Required action:
In the entries below, identify every line with the string "debugging" and copy it.
--- --- ---
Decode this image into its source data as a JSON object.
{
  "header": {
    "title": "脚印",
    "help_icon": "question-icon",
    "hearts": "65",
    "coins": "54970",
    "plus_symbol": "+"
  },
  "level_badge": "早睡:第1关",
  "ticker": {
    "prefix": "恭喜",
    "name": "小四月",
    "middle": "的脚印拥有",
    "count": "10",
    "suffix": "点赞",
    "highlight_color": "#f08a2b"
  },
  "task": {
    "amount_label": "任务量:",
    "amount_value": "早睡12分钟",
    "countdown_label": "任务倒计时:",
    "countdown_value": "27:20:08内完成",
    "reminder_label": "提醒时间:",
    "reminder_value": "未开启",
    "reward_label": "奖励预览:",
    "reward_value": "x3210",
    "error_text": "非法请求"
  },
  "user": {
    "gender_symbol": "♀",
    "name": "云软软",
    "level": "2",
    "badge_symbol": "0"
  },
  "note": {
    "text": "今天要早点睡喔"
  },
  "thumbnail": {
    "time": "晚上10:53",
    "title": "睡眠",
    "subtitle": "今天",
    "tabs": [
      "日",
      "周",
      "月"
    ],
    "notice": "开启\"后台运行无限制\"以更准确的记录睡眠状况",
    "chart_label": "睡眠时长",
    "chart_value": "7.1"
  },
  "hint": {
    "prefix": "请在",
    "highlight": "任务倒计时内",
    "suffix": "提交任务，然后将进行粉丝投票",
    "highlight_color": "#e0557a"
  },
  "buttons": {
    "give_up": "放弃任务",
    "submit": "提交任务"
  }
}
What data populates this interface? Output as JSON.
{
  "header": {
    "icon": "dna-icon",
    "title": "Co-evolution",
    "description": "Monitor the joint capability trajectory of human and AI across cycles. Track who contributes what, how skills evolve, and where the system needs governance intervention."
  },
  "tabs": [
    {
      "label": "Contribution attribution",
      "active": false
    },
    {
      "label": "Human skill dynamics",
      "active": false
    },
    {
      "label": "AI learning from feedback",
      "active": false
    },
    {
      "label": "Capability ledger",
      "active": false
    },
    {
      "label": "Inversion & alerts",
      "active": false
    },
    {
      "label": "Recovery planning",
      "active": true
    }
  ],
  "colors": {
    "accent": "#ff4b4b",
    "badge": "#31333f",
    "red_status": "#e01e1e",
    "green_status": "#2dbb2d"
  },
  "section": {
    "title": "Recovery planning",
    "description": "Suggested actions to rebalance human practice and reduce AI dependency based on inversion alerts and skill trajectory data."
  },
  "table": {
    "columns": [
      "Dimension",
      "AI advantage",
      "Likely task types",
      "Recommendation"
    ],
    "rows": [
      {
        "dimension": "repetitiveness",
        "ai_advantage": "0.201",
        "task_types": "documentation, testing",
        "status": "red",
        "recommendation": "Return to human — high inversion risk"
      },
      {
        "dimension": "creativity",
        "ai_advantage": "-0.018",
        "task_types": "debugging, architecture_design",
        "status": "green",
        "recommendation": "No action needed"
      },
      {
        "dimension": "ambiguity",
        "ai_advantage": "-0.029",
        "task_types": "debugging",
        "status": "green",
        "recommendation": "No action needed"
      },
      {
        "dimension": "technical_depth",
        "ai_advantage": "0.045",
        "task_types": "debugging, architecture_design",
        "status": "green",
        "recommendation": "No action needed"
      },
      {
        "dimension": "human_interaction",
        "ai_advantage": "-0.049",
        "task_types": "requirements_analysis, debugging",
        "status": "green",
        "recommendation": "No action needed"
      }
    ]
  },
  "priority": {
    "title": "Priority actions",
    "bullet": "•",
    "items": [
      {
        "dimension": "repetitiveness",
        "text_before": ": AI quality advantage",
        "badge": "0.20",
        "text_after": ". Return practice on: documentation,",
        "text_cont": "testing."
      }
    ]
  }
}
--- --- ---
Solution for this task:
        "task_types": "debugging, architecture_design",
        "task_types": "debugging",
        "task_types": "debugging, architecture_design",
        "task_types": "requirements_analysis, debugging",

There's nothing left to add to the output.